Math 784 — Spring 2001 Recursion Theory
Instructor: | Richard Shore |
Time: | TR 10:10–11:25 |
Room: | MT 203 |
Math 784 will be a first course in the theory of computability. We will assume some background in logic. Math 681 or Computer Science 682 should be more than sufficient. This term we will concentrate on the recursively (computably) enumerable sets and degrees. The text will be Recursively Enumerable Sets and Degrees by R. I. Soare (Springer-Verlag).
We will begin with a brief discussion of the basic properties of a reasonable model of computability: universal machines, the enumeration, s-m-n and recursion theorems, r.e. (effectively or computably enumerable) sets and the halting problem (one week). Next will come the notions of relative computability, the Turing jump operator and the arithmetical hierarchy (two weeks).

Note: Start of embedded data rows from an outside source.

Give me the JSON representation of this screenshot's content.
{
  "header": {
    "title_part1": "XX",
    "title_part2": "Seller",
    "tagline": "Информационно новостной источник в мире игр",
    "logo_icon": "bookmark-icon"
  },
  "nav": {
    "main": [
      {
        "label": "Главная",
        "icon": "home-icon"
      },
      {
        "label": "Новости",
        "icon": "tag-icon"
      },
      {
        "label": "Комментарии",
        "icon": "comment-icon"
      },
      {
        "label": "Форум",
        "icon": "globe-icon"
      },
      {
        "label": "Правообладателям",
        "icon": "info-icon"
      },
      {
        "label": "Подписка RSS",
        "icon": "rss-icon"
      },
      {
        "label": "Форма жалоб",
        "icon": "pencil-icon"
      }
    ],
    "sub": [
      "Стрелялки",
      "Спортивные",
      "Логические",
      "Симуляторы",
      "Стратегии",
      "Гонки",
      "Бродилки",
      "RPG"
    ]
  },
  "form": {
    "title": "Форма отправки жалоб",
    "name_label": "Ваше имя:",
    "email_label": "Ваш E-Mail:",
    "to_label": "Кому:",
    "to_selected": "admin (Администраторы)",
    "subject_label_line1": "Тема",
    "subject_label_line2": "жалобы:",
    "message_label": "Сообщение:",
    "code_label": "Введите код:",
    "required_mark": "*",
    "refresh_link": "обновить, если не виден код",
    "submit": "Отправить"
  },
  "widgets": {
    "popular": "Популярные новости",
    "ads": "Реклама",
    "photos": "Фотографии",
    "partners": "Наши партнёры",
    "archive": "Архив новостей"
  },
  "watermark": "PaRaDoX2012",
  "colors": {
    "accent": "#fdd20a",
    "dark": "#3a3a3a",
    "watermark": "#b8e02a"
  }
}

There will be some development of construction procedures for non-r.e. sets including the Kleene-Post finite extension method (really Cohen forcing in arithmetic) and perhaps minimal degree constrictions by forcing with trees (perfect set forcing). The heart of the course, however, will be the development of various kinds of priority arguments for the construction of r.e. sets including finite and infinite injury as well as tree arguments. We will use these methods to analyze the structure of the (Turing) degrees of r.e. sets and something of their set theoretic structure as well. Connections between degree theoretic and other properties such as types of approximations, rates of growth and complexity of definition will be considered.